GBV situation unpleasant in Zambia, Gender minister
By Staff Reporter
Gender minister Elizaberth Phiri has disclosed that gender-based violence is gut-wrenching, a situation that requires immediate action.
Phiri told journalists a latest national survey present an unpleasant revelation that 48 per cent of women aged 15 to 49 had experienced gender-based violence (GBV) at some point in their lives.
The minister said 42 per cent of women aged 20 to 24 were married off by the age of 18.
“This means that the issue of GBV is still very serious, especially against women and girls. We are extremely concerned as a government; we seem not to be winning the battle and we need to work harder with all citizens joining hands.
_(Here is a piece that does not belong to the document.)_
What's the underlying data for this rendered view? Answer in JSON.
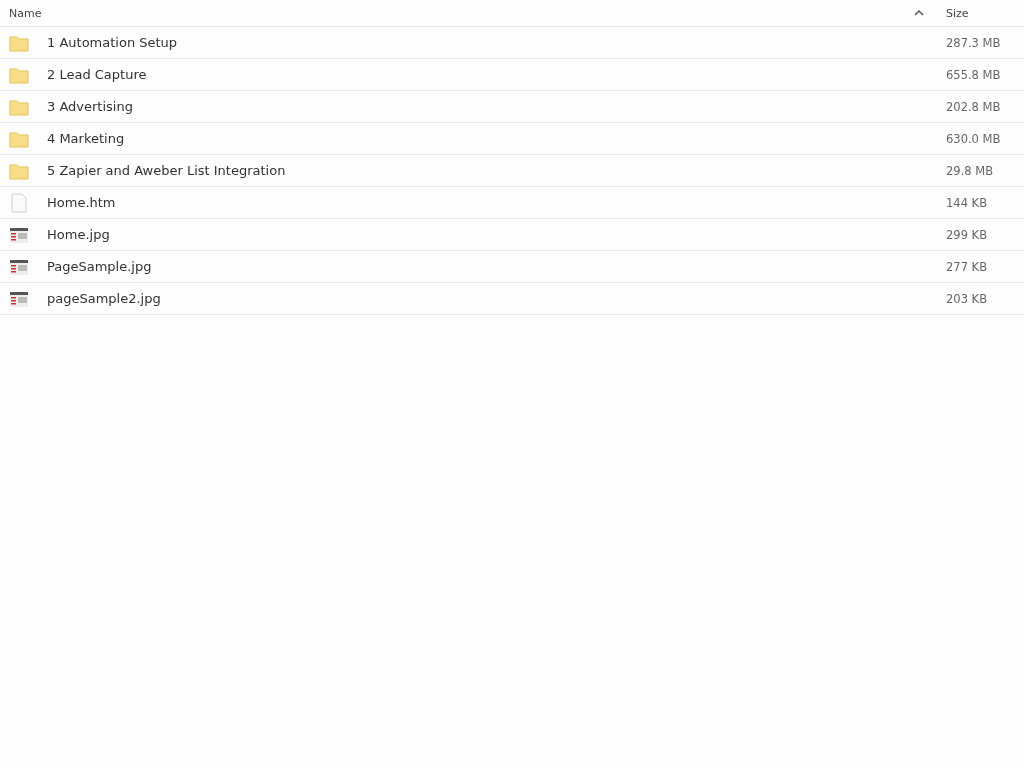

Gender inequalities are still high in our communities – implying that women’s low status in relation to men’s in our societies contributes to GBV,” Phiri said at a press briefing on yesterday in Lusaka.
Phiri, however, underscored that even though current statistics were painting a negative picture of the situation of GBV in Zambia, it was gratifying that a number of victims were now coming out in the open to report.
“We take it as a strength in the fight against gender-based violence for it gives the victims a chance to get justice. The Ministry of Gender has been implementing a number of strategies involving various stakeholders to prevent gender-based violence and mitigate impact on each person affected,” she said.
She added that it was normal for an aggrieved citizen, whether woman or man, to withdraw a GBV case from the police or court for economic reasons.
“Generally, the cases have been on the rise; we have also seen [an] increase on stories of GBV reported in the press. Disappointing enough, we are seeing even leaders, female leaders mainly, being insulted on social media. There are classes of gender-based violence – it can be economic gender-based violence, verbal gender-based violence, sexual gender-based violence or the common one when people are fighting,” she explained.
According to the report released by the police two weeks ago, during the third quarter of 2018, 6, 114 cases were reported. Of this number, 3, 702 were women while 1, 186 were men, 100 were girls, 226 were boys.
Up to the end of the third quarter, 18, 128 cases were reported of various forms of gender-based violence.
Phiri also said her ministry was working with other government ministries and departments such as the police to highlight cases of gender based violence in places of work and communities.
And a civil society organisation, Musokotwane Compassion Mission Zambia (MCMZ) Executive Director, Sibbuku Musokotwane says reported defilement cases in the first three quarter of 2018 should be a source of concern to all stakeholders.
Zambia ranks highly at 664 children during the period under review and Musokotwane calls for action to make reversals to the trend.
“This period must be a reminder to the Zambian government and all stakeholders on ending gender-based violence and early child marriages that there is urgent need to amend the inconsistencies (of) the laws addressing violence against women and children, and also the need to criminalize the practice of child marriage by law in Zambia,” Musokotwane said.
He added that curbing violence against women and children required stiffer laws in order to protect the victims.
Musokotwane also welcomed the launch of the Choma GBV Fast track court, adding that it would enhance access to justice and quick disposal of GBV and related cases.
“The general public should ensure that they report cases of GBV and child marriage so that these cases can see their day in court,” he said.